Consider your travel plans

Why – The CDC recommends delaying travel until you are fully vaccinated, because travel increases your chance of getting and spreading COVID-19.

How – Except for international travel, travel no longer requires testing or quarantine. Federal regulations require masks on public transportation

When – If you travel to places with a lot of virus circulating or spend time with people who do, consider getting tested and following prevention steps, even if you are vaccinated.

If you are traveling to Canada, check CDC’s travel notices for Canada and read Canada’s entry restrictions.

If you are planning on traveling internationally, check the current list of Travel Advisories by country from the U.S. Department of State, and visit travel.state.gov for detailed information on safe international travel. See the CDC's guidance on testing and international travel.

Visit the CDC’s travel page for travel recommendations by country and see the FAQs for Travelers.

For all international travel, follow the CDC’s after travel guidance when you return to the U.S.

 

In This Section

Find out about who may be at more risk for severe illness, or more vulnerable to getting sick.

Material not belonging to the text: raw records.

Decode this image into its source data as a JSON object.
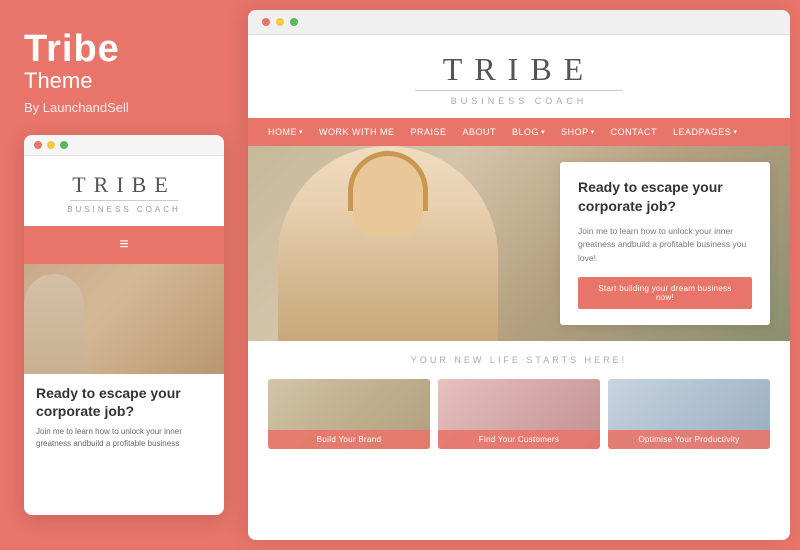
{
  "left": {
    "title": "Tribe",
    "subtitle": "Theme",
    "author": "By LaunchandSell"
  },
  "mobile": {
    "logo": {
      "main": "TRIBE",
      "sub": "BUSINESS COACH"
    },
    "hero_title": "Ready to escape your corporate job?",
    "hero_text": "Join me to learn how to unlock your inner greatness andbuild a profitable business"
  },
  "desktop": {
    "logo": {
      "main": "TRIBE",
      "sub": "BUSINESS COACH"
    },
    "nav": {
      "items": [
        {
          "label": "HOME",
          "has_arrow": true
        },
        {
          "label": "WORK WITH ME",
          "has_arrow": false
        },
        {
          "label": "PRAISE",
          "has_arrow": false
        },
        {
          "label": "ABOUT",
          "has_arrow": false
        },
        {
          "label": "BLOG",
          "has_arrow": true
        },
        {
          "label": "SHOP",
          "has_arrow": true
        },
        {
          "label": "CONTACT",
          "has_arrow": false
        },
        {
          "label": "LEADPAGES",
          "has_arrow": true
        }
      ]
    },
    "hero": {
      "title": "Ready to escape your corporate job?",
      "text": "Join me to learn how to unlock your inner greatness andbuild a profitable business you love!",
      "cta_label": "Start building your dream business now!"
    },
    "bottom": {
      "tagline": "YOUR NEW LIFE STARTS HERE!",
      "cards": [
        {
          "label": "Build Your Brand",
          "bg_class": "card-bg-1"
        },
        {
          "label": "Find Your Customers",
          "bg_class": "card-bg-2"
        },
        {
          "label": "Optimise Your Productivity",
          "bg_class": "card-bg-3"
        }
      ]
    }
  },
  "colors": {
    "accent": "#e8756a",
    "white": "#ffffff",
    "text_dark": "#333333",
    "text_mid": "#777777",
    "text_light": "#aaaaaa"
  },
  "dots": {
    "red": "#e8756a",
    "yellow": "#f5c842",
    "green": "#5cb85c"
  }
}
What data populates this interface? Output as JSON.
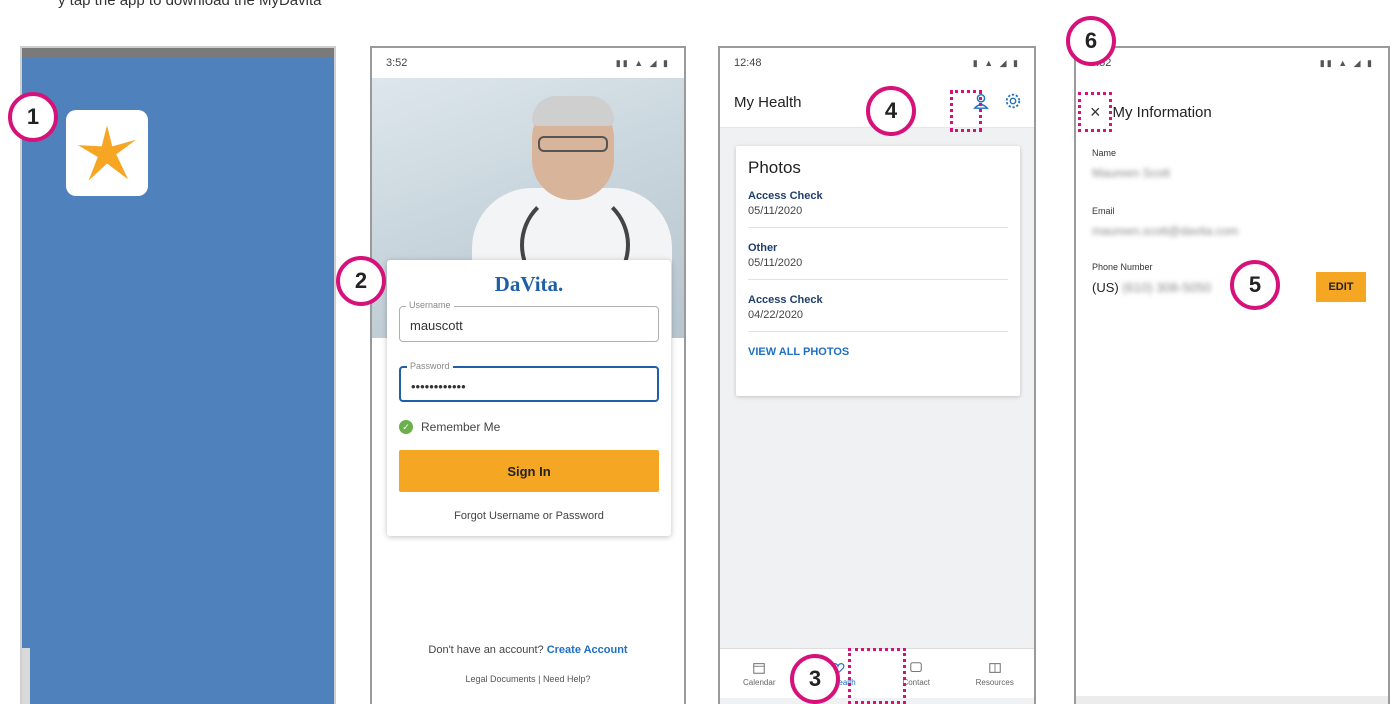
{
  "heading": "y tap the app to download the MyDavita",
  "colors": {
    "accent": "#d6127a",
    "brand": "#1f5fa8",
    "button": "#f5a623",
    "splash": "#4f81bd"
  },
  "callouts": [
    "1",
    "2",
    "3",
    "4",
    "5",
    "6"
  ],
  "splash": {
    "icon": "star-logo-icon"
  },
  "login": {
    "status_time": "3:52",
    "brand": "DaVita.",
    "username_label": "Username",
    "username_value": "mauscott",
    "password_label": "Password",
    "password_value": "••••••••••••",
    "remember": "Remember Me",
    "signin": "Sign In",
    "forgot": "Forgot Username or Password",
    "create_prefix": "Don't have an account?",
    "create_link": "Create Account",
    "legal": "Legal Documents",
    "sep": "|",
    "help": "Need Help?"
  },
  "health": {
    "status_time": "12:48",
    "title": "My Health",
    "card_title": "Photos",
    "photos": [
      {
        "type": "Access Check",
        "date": "05/11/2020"
      },
      {
        "type": "Other",
        "date": "05/11/2020"
      },
      {
        "type": "Access Check",
        "date": "04/22/2020"
      }
    ],
    "view_all": "VIEW ALL PHOTOS",
    "tabs": [
      "Calendar",
      "My Health",
      "Contact",
      "Resources"
    ]
  },
  "info": {
    "status_time": "3:52",
    "close": "×",
    "title": "My Information",
    "name_label": "Name",
    "name_value": "Maureen Scott",
    "email_label": "Email",
    "email_value": "maureen.scott@davita.com",
    "phone_label": "Phone Number",
    "phone_prefix": "(US)",
    "phone_value": "(610) 308-5050",
    "edit": "EDIT"
  }
}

Learn about precautions.

Navigating the new norms or rules in our professional and personal lives can be challenging, and our responses to it are varied.